those which are directly tied to a group in particular.

D) Orient your screen so that you see the entire area you are studying. In the search area, type
restaurants. There will likely be numerous placemarks shown. If there are non-franchise
restaurants, many of them will be owned by someone who is part of an immigrant group (for
example, a Greek restaurant run by a Greek family).

This one can be a bit tricky, due to the popularity of some types of food across the United
States. Not all pizza places are owned by an Italian family, and a restaurant selling Chinese
food may not be Chinese at all. Some investigation here will likely be necessary.

E) Orient your screen so that you see the entire area you are studying. In the search area type
religion. Depending on the size of your city, there may be more than one page of results. Be
sure to page on through them so you can correctly represent the diversity that exists within the
area.

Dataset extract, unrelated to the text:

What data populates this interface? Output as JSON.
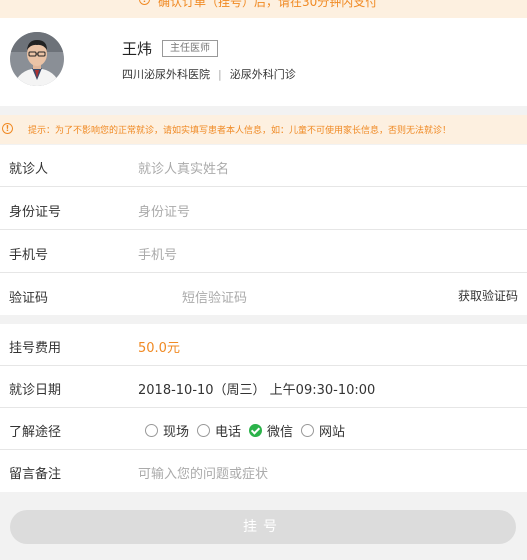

F) Orient you screen so that you see the entire area you are studying. In the search area type
grocery store. The ones you are looking for are those that sell a specialty type of food. Hy-Vee
and Cub Foods are not grocery stores you should consider marking. However, you may find an
Ethiopian or Mexican grocery store which is indicative of a migration to the area by that group.
G) Use the street view option and head down one or a few of the main streets. You should look for
any names of businesses, streets, or markers that indicate anything about an ethnic group living in
that place.

**Important Note A minimum of 20 placemarks is required. However, do not consider this your
limit. Make as many placemarks as time permits.

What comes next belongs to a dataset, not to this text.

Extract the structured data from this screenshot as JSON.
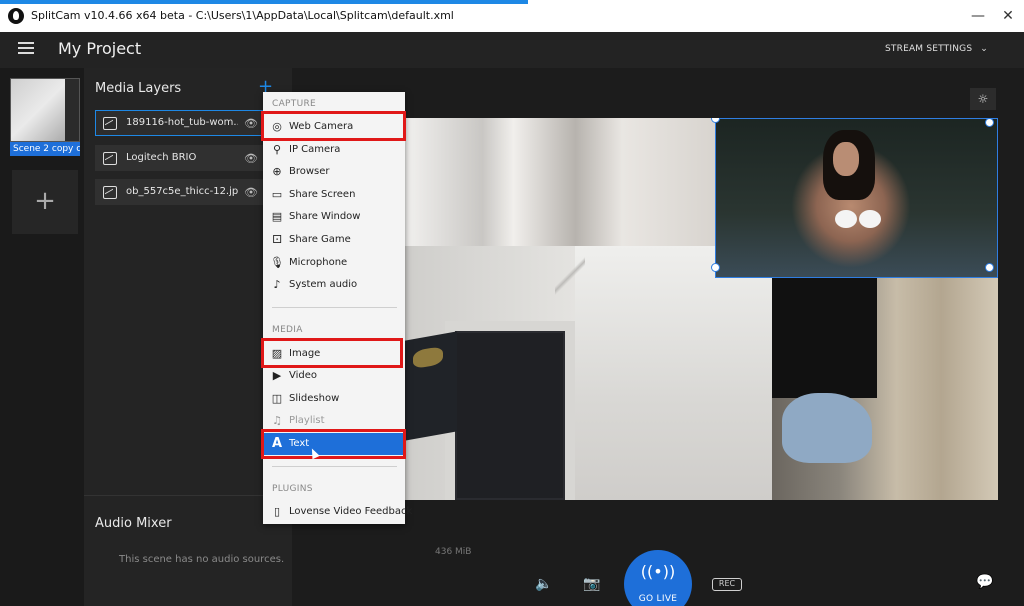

Resources: These websites may be useful for determining origins of city, business, surnames, or
religious origins.
- www.surnamedb.com
- www.wolframalpha.com
- www.merriam-webster.com
- www.wikipedia.com (linked through Google Earth)

Step 5: Email your folder


First, be absolutely certain all of your placemarks are saved in the folder you created.
Save your folder to your U drive by right clicking on your folder and selecting Save Place
As
Email your folder to _________________________________@rochester.k12.mn.us
o You can send the file as an attachment just like you would on any other email
o If you have a gmail account, you can simply right click on the folder youve saved
and select email

Analysis:
Migration and the Cultural Landscape
In the table below, collect data from the class-generated map:
Examples Origins

Place
Names

Religious
Institution
s

Restaurant
s / Grocery
Stores
Street
Names

Other
(monumen
ts, parks,
museums,
etc.)

Analysis:
Migration and the Cultural Landscape
Using the data you collected in the previous table, respond to the following questions:

1. What are some of the most common origins of the cultural landscape throughout Minnesota?
DESCRIBE THEIR DISTRIBUTION. (Where is it?)

2. Explain some reasons WHY the distribution is this way.

3. What are some of the less common origins of the cultural landscape still found in Minnesota?
DESCRIBE THEIR DISTRIBUTION. (Where is it?)
4. Explain some reasons WHY the distribution is this way.

5. What does this information tell us about the state of Minnesota? WHY CARE?